Life Timeline

For those born April 8, 2003.

Not your birthday? Find your timeline here.

Before you were born

You're one of the first people who's never lived in a world without American Idol.

In May 2015, Spencer Kornhaber wrote about how the show changed the music industry over time.


Around the time you were born, the war in Iraq began.

In the January/February 2004 issue, James Fallows wrote about the failures of the invasion and occupation of Iraq.

Year 16

You were born in April of 2003. This year, The Atlantic celebrates its 160th birthday, making it 10 times as old as you.

The year you were born, Robert D. Kaplan wrote about how the United States should manage its global empire.

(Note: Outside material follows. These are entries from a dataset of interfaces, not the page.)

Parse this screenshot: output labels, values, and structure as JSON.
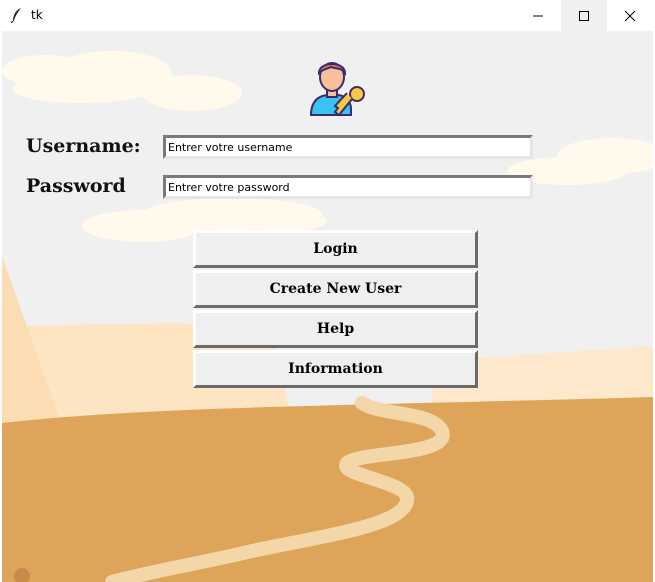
{
  "window": {
    "title": "tk"
  },
  "colors": {
    "sky": "#f0f0f0",
    "cloud": "#fffaeb",
    "sand": "#dea55a",
    "path": "#f3d7a8",
    "dune": "#fde5c4"
  },
  "form": {
    "username_label": "Username:",
    "password_label": "Password",
    "username_value": "Entrer votre username",
    "password_value": "Entrer votre password"
  },
  "buttons": {
    "login": "Login",
    "create_user": "Create New User",
    "help": "Help",
    "information": "Information"
  },
  "icons": {
    "app": "feather-icon",
    "logo": "user-key-icon",
    "minimize": "minimize-icon",
    "maximize": "maximize-icon",
    "close": "close-icon"
  }
}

NASA / JPL-Caltech / Space Science Institute

Touchdown in Outer Space

At 1 years old, you began learning about the world just as we were reaching the outer solar system.

With NASA's Cassini-Huygens mission in 2005, humans landed a probe in the outer reaches of the solar system for the first time, a moment Ross Andersen called the most glorious mission in the history of planetary science.

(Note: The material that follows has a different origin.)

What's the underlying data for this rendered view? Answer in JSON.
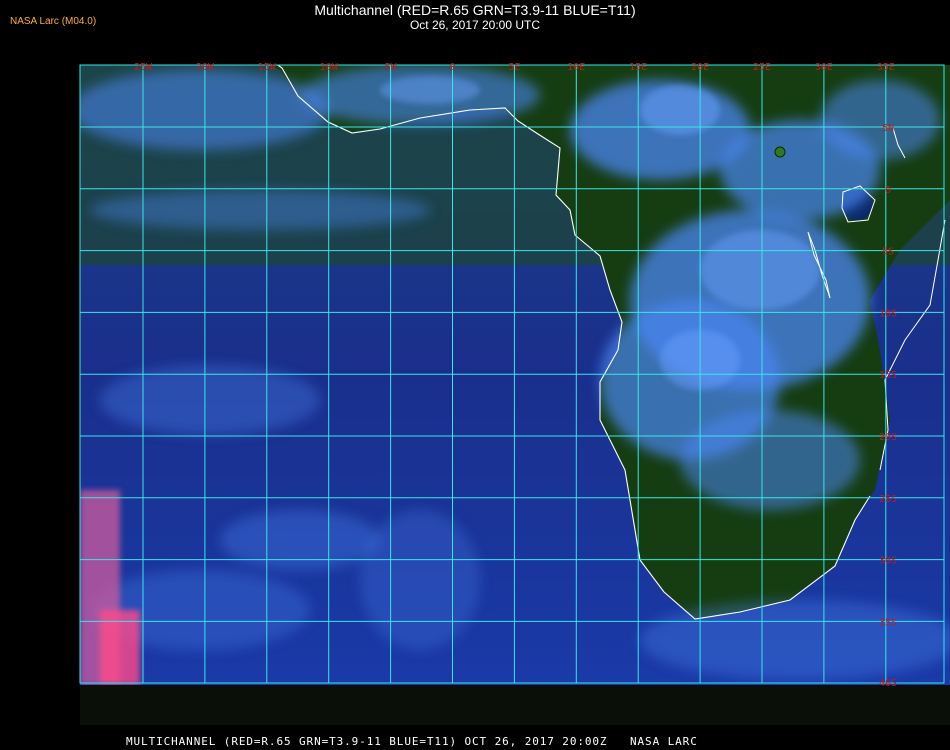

Jason Reed / Reuters

A More Perfect Union

When you turned 5, you witnessed the election of Barack Obama.

The legacy of the first African American couple in the White House would be a major focus of The Atlantic.

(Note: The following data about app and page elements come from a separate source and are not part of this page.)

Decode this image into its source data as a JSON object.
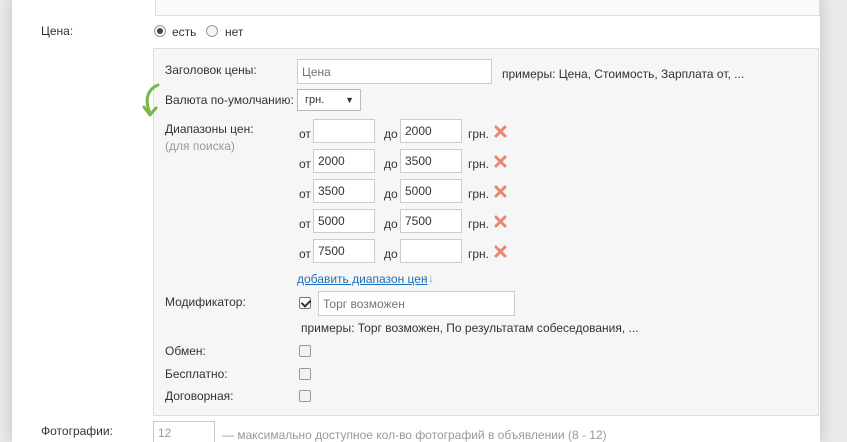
{
  "price": {
    "label": "Цена:",
    "option_yes": "есть",
    "option_no": "нет",
    "selected": "есть"
  },
  "panel": {
    "heading_label": "Заголовок цены:",
    "heading_placeholder": "Цена",
    "heading_examples": "примеры: Цена, Стоимость, Зарплата от, ...",
    "currency_label": "Валюта по-умолчанию:",
    "currency_value": "грн.",
    "ranges_label": "Диапазоны цен:",
    "ranges_hint": "(для поиска)",
    "from_label": "от",
    "to_label": "до",
    "unit": "грн.",
    "ranges": [
      {
        "from": "",
        "to": "2000"
      },
      {
        "from": "2000",
        "to": "3500"
      },
      {
        "from": "3500",
        "to": "5000"
      },
      {
        "from": "5000",
        "to": "7500"
      },
      {
        "from": "7500",
        "to": ""
      }
    ],
    "add_range": "добавить диапазон цен",
    "sort_glyph": "↑↓",
    "modifier_label": "Модификатор:",
    "modifier_checked": true,
    "modifier_placeholder": "Торг возможен",
    "modifier_examples": "примеры: Торг возможен, По результатам собеседования, ...",
    "exchange_label": "Обмен:",
    "free_label": "Бесплатно:",
    "negotiable_label": "Договорная:"
  },
  "photos": {
    "label": "Фотографии:",
    "value": "12",
    "hint": "— максимально доступное кол-во фотографий в объявлении (8 - 12)"
  },
  "colors": {
    "accent_arrow": "#7ab648",
    "remove_icon": "#e8866e",
    "link": "#1a6fbf"
  }
}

The halfway point

Your life can be divided into two halves: before and after turn-by-turn cellphone navigation.

In September 2012, Alexis C. Madrigal wrote about the technology behind Google's detailed directions.


Eric Charbonneau / Invision for Participant Media / AP


In 2013, Quvenzhané Wallis, who was born the same year as you, became the youngest person nominated for a Best Actress Academy Award when she secured a nod for her role in Beasts of the Southern Wild.

In December 2012, Scott MacDonald wrote about nominating children for awards and reinstating the Academy Juvenile Award.


Frank Masi

The teenage years

This is what Hollywood thought teenagers looked like the year you became one.

Middle School: The Worst Years of My Life was released in 2016.


By the time you turn 46, economist Jim O'Neill predicts that drug-resistant infections will kill one person every three seconds.

But it's possible to prevent that. In May 2016, Ed Yong wrote about the recommended steps to avert a post-antibiotic apocalypse.

History in the making

History is happening all around you, every day.

The Atlantic is here to help you process it, in stories like these: